Lebanon’s government has approved sweeping reforms that it hopes will appease hundreds of thousands of people who have been protesting for days, calling on Prime Minister Saad al-Hariri’s government to resign.

Hariri told reporters after an emergency government meeting Monday that the Lebanese cabinet approved the 2020 budget with a deficit of 0.6 per cent with no new taxes.

He said that the salaries of top officials, including legislators and members of parliament, will be cut in half as part of an economic reform package. Hariri added that the country’s central bank and the banking sector, which are flush with cash, will help in reducing the deficit by about $3.4 billion US.

The cabinet also approved abolishing several state institutions, including the Ministry of Information.

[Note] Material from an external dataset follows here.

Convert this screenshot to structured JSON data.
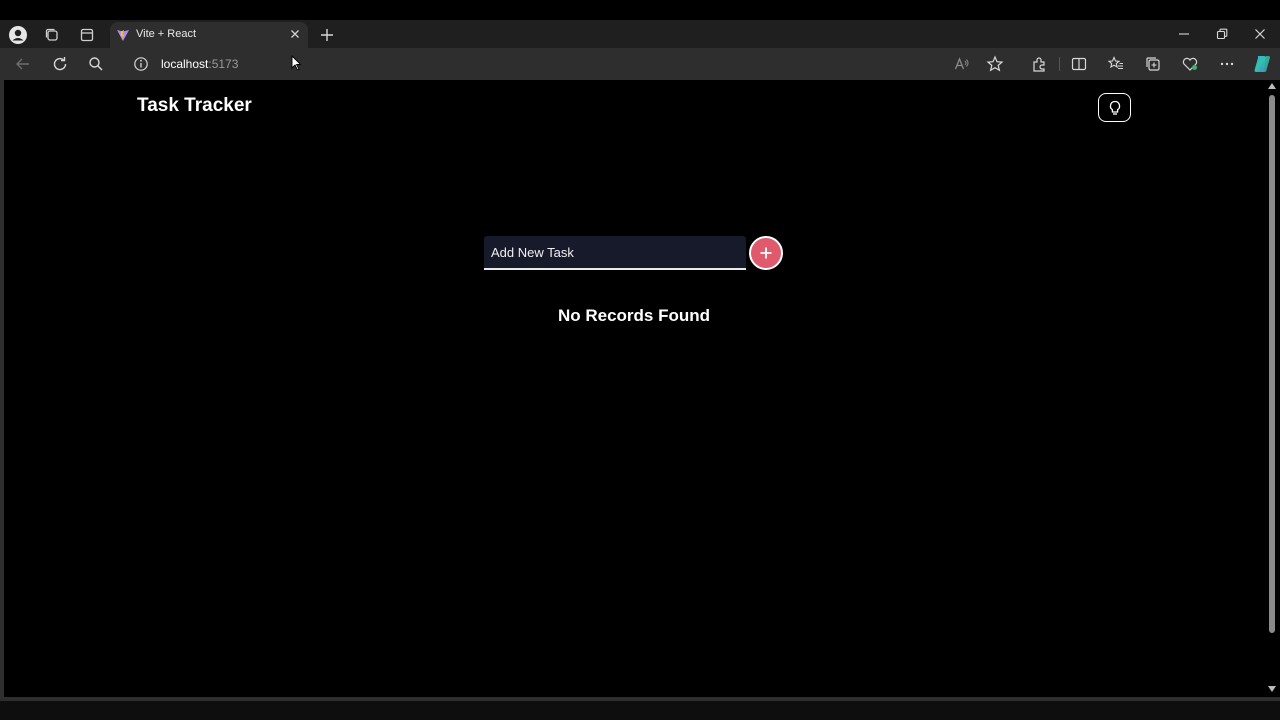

Demonstrators carry national flags and banners during an anti-government protest in downtown Beirut. Hundreds of thousands participated in Sunday’s mass protests that were the largest since 2005. (Ali Hashisho/Reuters)

The government will also give millions of dollars to families living in poverty as well as $160 million as housing loans. Hariri described the measures as a “financial coup.”

Despite Hariri’s reform announcement, many protesters say they don’t trust any plan by the current government. They’ve called on the 30-member cabinet to resign and be replaced by a smaller one made up of technocrats instead of members of political factions.

On Monday morning, prior to the emergency cabinet meeting where the economic rescue plan for the country’s crumbling economy was announced, thousands of protesters closed major roads around Lebanon 

Demonstrators placed barriers on major intersections in Beirut as well as other cities and towns, marking the fifth day of protests triggered by proposed new taxes.

Hundreds of thousands participated in Sunday’s mass protests that were the largest since 2005.